Middle English harien, herien, from Old English hergian (“to pillage, plunder”), from Proto-Germanic *harjōną (compare East Frisian ferheerje, German verheeren (“to harry, devastate”)), from Proto-Germanic *harjaz (“army”) (compare Old English here, West Frisian hear, Dutch heer, German Heer), from Proto-Indo-European *kori̯os (compare Middle Irish cuire (“army”), Lithuanian kãrias (“army; war”), Old Church Slavonic кара (kara, “strife”), Ancient Greek κοίρανος (koíranos, “chief, commander”), Old Persian kāra ‘army’).
- (transitive) To bother; to trouble.
- We shall harry the enemy at every turn until his morale breaks and he is at our mercy.

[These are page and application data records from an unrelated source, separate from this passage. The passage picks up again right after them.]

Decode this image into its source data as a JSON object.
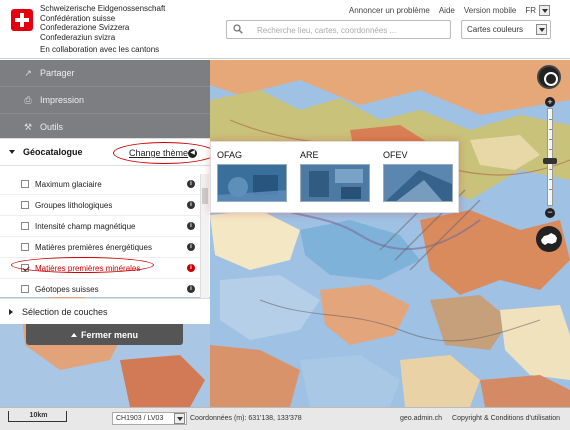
{
  "header": {
    "confederation_names": [
      "Schweizerische Eidgenossenschaft",
      "Confédération suisse",
      "Confederazione Svizzera",
      "Confederaziun svizra"
    ],
    "collaboration": "En collaboration avec les cantons",
    "links": {
      "report": "Annoncer un problème",
      "help": "Aide",
      "mobile": "Version mobile"
    },
    "language": "FR",
    "search_placeholder": "Recherche lieu, cartes, coordonnées ...",
    "background_map": "Cartes couleurs"
  },
  "menu": {
    "share": "Partager",
    "print": "Impression",
    "tools": "Outils",
    "catalog_title": "Géocatalogue",
    "change_theme": "Change thème",
    "layers": [
      {
        "label": "Maximum glaciaire",
        "checked": false
      },
      {
        "label": "Groupes lithologiques",
        "checked": false
      },
      {
        "label": "Intensité champ magnétique",
        "checked": false
      },
      {
        "label": "Matières premières énergétiques",
        "checked": false
      },
      {
        "label": "Matières premières minérales",
        "checked": true
      },
      {
        "label": "Géotopes suisses",
        "checked": false
      }
    ],
    "layer_selection": "Sélection de couches",
    "close_menu": "Fermer menu"
  },
  "themes": [
    {
      "label": "OFAG"
    },
    {
      "label": "ARE"
    },
    {
      "label": "OFEV"
    }
  ],
  "footer": {
    "scale": "10km",
    "crs": "CH1903 / LV03",
    "coordinates": "Coordonnées (m): 631'138, 133'378",
    "site": "geo.admin.ch",
    "legal": "Copyright & Conditions d'utilisation"
  },
  "colors": {
    "accent_red": "#cc0000",
    "menu_grey": "#787878",
    "map_blue": "#9fc1e3",
    "map_orange": "#d99a6c",
    "map_cream": "#f3e7c4"
  }
}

- 2011 October 23, Becky Ashton, “QPR 1 - 0 Chelsea”, BBC Sport:
- Chelsea also struggled to keep possession as QPR harried and chased at every opportunity, giving their opponents no time on the ball.
From the English name Harry.